> _Exercise requirements_: Down to the last character, repeat the data that follows.

> _Extracted entries_:
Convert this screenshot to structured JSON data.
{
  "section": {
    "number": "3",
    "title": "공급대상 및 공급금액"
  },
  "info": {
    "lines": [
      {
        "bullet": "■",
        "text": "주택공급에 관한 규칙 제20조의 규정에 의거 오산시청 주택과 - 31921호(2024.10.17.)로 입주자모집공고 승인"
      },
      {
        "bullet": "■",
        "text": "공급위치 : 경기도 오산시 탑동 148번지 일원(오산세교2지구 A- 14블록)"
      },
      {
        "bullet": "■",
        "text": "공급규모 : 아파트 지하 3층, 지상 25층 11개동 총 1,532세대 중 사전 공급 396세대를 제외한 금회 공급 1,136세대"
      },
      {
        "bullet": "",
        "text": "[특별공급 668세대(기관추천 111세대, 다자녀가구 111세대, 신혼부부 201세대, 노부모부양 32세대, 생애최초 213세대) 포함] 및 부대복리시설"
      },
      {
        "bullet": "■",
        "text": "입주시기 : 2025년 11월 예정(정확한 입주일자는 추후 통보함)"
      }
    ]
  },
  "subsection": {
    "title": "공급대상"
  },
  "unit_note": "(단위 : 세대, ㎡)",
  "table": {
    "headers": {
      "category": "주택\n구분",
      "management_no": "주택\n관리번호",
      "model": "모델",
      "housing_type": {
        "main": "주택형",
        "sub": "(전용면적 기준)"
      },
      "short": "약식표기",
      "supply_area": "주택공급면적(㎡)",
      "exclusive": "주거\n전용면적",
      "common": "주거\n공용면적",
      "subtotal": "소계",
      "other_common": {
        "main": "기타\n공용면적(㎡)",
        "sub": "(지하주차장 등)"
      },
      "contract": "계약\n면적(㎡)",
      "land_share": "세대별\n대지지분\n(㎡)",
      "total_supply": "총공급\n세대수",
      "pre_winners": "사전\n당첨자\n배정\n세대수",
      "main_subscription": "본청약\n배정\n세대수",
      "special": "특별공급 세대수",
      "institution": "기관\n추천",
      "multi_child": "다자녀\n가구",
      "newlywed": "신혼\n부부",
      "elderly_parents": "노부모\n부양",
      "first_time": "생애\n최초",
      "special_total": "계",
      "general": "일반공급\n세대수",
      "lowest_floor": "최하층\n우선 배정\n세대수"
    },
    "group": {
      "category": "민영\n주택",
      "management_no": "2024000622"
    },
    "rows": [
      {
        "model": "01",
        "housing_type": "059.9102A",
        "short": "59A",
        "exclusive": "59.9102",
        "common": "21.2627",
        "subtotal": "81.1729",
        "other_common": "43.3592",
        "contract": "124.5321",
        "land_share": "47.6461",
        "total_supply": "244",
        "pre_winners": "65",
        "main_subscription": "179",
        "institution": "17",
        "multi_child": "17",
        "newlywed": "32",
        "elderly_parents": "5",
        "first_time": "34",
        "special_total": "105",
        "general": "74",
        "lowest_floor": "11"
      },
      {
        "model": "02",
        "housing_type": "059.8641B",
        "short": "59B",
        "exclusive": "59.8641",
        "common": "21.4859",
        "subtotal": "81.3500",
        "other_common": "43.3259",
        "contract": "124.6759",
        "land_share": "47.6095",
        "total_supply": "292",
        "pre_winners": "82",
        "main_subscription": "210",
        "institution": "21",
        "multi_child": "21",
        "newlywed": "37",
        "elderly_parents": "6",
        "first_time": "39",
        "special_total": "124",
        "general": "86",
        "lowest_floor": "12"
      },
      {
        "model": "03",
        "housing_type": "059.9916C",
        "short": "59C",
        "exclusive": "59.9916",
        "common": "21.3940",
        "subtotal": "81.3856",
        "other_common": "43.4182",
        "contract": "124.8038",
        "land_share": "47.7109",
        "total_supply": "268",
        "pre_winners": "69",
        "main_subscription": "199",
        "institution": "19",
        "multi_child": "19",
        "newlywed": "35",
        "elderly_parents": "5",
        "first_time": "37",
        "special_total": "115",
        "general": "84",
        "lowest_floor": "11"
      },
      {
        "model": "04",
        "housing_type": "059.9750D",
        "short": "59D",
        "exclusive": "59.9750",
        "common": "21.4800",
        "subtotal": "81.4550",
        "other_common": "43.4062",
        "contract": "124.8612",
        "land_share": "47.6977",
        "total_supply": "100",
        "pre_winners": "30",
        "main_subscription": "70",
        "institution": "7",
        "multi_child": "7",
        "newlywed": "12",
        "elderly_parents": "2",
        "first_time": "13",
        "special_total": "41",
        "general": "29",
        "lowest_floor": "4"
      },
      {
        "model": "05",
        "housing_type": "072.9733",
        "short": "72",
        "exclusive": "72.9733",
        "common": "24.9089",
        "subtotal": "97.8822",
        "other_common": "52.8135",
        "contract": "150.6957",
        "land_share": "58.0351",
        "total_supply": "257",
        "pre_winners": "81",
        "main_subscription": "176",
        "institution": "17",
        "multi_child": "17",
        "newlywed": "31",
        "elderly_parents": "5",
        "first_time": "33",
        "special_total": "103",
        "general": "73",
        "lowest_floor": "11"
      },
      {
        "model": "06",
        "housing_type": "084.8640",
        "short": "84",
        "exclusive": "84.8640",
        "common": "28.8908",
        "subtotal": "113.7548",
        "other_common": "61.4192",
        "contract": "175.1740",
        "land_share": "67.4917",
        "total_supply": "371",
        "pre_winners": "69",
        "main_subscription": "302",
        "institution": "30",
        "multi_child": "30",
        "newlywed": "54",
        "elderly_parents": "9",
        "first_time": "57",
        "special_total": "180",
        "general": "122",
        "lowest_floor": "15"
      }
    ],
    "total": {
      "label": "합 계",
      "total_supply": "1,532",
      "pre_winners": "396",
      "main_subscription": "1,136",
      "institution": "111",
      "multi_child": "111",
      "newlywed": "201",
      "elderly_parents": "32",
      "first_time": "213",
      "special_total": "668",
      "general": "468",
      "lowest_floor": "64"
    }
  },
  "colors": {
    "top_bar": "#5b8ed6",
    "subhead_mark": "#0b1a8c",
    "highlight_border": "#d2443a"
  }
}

> _Written answer_:
Convert this screenshot to structured JSON data.
{
  "section": {
    "number": "3",
    "title": "공급대상 및 공급금액"
  },
  "info": {
    "lines": [
      {
        "bullet": "■",
        "text": "주택공급에 관한 규칙 제20조의 규정에 의거 오산시청 주택과 - 31921호(2024.10.17.)로 입주자모집공고 승인"
      },
      {
        "bullet": "■",
        "text": "공급위치 : 경기도 오산시 탑동 148번지 일원(오산세교2지구 A- 14블록)"
      },
      {
        "bullet": "■",
        "text": "공급규모 : 아파트 지하 3층, 지상 25층 11개동 총 1,532세대 중 사전 공급 396세대를 제외한 금회 공급 1,136세대"
      },
      {
        "bullet": "",
        "text": "[특별공급 668세대(기관추천 111세대, 다자녀가구 111세대, 신혼부부 201세대, 노부모부양 32세대, 생애최초 213세대) 포함] 및 부대복리시설"
      },
      {
        "bullet": "■",
        "text": "입주시기 : 2025년 11월 예정(정확한 입주일자는 추후 통보함)"
      }
    ]
  },
  "subsection": {
    "title": "공급대상"
  },
  "unit_note": "(단위 : 세대, ㎡)",
  "table": {
    "headers": {
      "category": "주택\n구분",
      "management_no": "주택\n관리번호",
      "model": "모델",
      "housing_type": {
        "main": "주택형",
        "sub": "(전용면적 기준)"
      },
      "short": "약식표기",
      "supply_area": "주택공급면적(㎡)",
      "exclusive": "주거\n전용면적",
      "common": "주거\n공용면적",
      "subtotal": "소계",
      "other_common": {
        "main": "기타\n공용면적(㎡)",
        "sub": "(지하주차장 등)"
      },
      "contract": "계약\n면적(㎡)",
      "land_share": "세대별\n대지지분\n(㎡)",
      "total_supply": "총공급\n세대수",
      "pre_winners": "사전\n당첨자\n배정\n세대수",
      "main_subscription": "본청약\n배정\n세대수",
      "special": "특별공급 세대수",
      "institution": "기관\n추천",
      "multi_child": "다자녀\n가구",
      "newlywed": "신혼\n부부",
      "elderly_parents": "노부모\n부양",
      "first_time": "생애\n최초",
      "special_total": "계",
      "general": "일반공급\n세대수",
      "lowest_floor": "최하층\n우선 배정\n세대수"
    },
    "group": {
      "category": "민영\n주택",
      "management_no": "2024000622"
    },
    "rows": [
      {
        "model": "01",
        "housing_type": "059.9102A",
        "short": "59A",
        "exclusive": "59.9102",
        "common": "21.2627",
        "subtotal": "81.1729",
        "other_common": "43.3592",
        "contract": "124.5321",
        "land_share": "47.6461",
        "total_supply": "244",
        "pre_winners": "65",
        "main_subscription": "179",
        "institution": "17",
        "multi_child": "17",
        "newlywed": "32",
        "elderly_parents": "5",
        "first_time": "34",
        "special_total": "105",
        "general": "74",
        "lowest_floor": "11"
      },
      {
        "model": "02",
        "housing_type": "059.8641B",
        "short": "59B",
        "exclusive": "59.8641",
        "common": "21.4859",
        "subtotal": "81.3500",
        "other_common": "43.3259",
        "contract": "124.6759",
        "land_share": "47.6095",
        "total_supply": "292",
        "pre_winners": "82",
        "main_subscription": "210",
        "institution": "21",
        "multi_child": "21",
        "newlywed": "37",
        "elderly_parents": "6",
        "first_time": "39",
        "special_total": "124",
        "general": "86",
        "lowest_floor": "12"
      },
      {
        "model": "03",
        "housing_type": "059.9916C",
        "short": "59C",
        "exclusive": "59.9916",
        "common": "21.3940",
        "subtotal": "81.3856",
        "other_common": "43.4182",
        "contract": "124.8038",
        "land_share": "47.7109",
        "total_supply": "268",
        "pre_winners": "69",
        "main_subscription": "199",
        "institution": "19",
        "multi_child": "19",
        "newlywed": "35",
        "elderly_parents": "5",
        "first_time": "37",
        "special_total": "115",
        "general": "84",
        "lowest_floor": "11"
      },
      {
        "model": "04",
        "housing_type": "059.9750D",
        "short": "59D",
        "exclusive": "59.9750",
        "common": "21.4800",
        "subtotal": "81.4550",
        "other_common": "43.4062",
        "contract": "124.8612",
        "land_share": "47.6977",
        "total_supply": "100",
        "pre_winners": "30",
        "main_subscription": "70",
        "institution": "7",
        "multi_child": "7",
        "newlywed": "12",
        "elderly_parents": "2",
        "first_time": "13",
        "special_total": "41",
        "general": "29",
        "lowest_floor": "4"
      },
      {
        "model": "05",
        "housing_type": "072.9733",
        "short": "72",
        "exclusive": "72.9733",
        "common": "24.9089",
        "subtotal": "97.8822",
        "other_common": "52.8135",
        "contract": "150.6957",
        "land_share": "58.0351",
        "total_supply": "257",
        "pre_winners": "81",
        "main_subscription": "176",
        "institution": "17",
        "multi_child": "17",
        "newlywed": "31",
        "elderly_parents": "5",
        "first_time": "33",
        "special_total": "103",
        "general": "73",
        "lowest_floor": "11"
      },
      {
        "model": "06",
        "housing_type": "084.8640",
        "short": "84",
        "exclusive": "84.8640",
        "common": "28.8908",
        "subtotal": "113.7548",
        "other_common": "61.4192",
        "contract": "175.1740",
        "land_share": "67.4917",
        "total_supply": "371",
        "pre_winners": "69",
        "main_subscription": "302",
        "institution": "30",
        "multi_child": "30",
        "newlywed": "54",
        "elderly_parents": "9",
        "first_time": "57",
        "special_total": "180",
        "general": "122",
        "lowest_floor": "15"
      }
    ],
    "total": {
      "label": "합 계",
      "total_supply": "1,532",
      "pre_winners": "396",
      "main_subscription": "1,136",
      "institution": "111",
      "multi_child": "111",
      "newlywed": "201",
      "elderly_parents": "32",
      "first_time": "213",
      "special_total": "668",
      "general": "468",
      "lowest_floor": "64"
    }
  },
  "colors": {
    "top_bar": "#5b8ed6",
    "subhead_mark": "#0b1a8c",
    "highlight_border": "#d2443a"
  }
}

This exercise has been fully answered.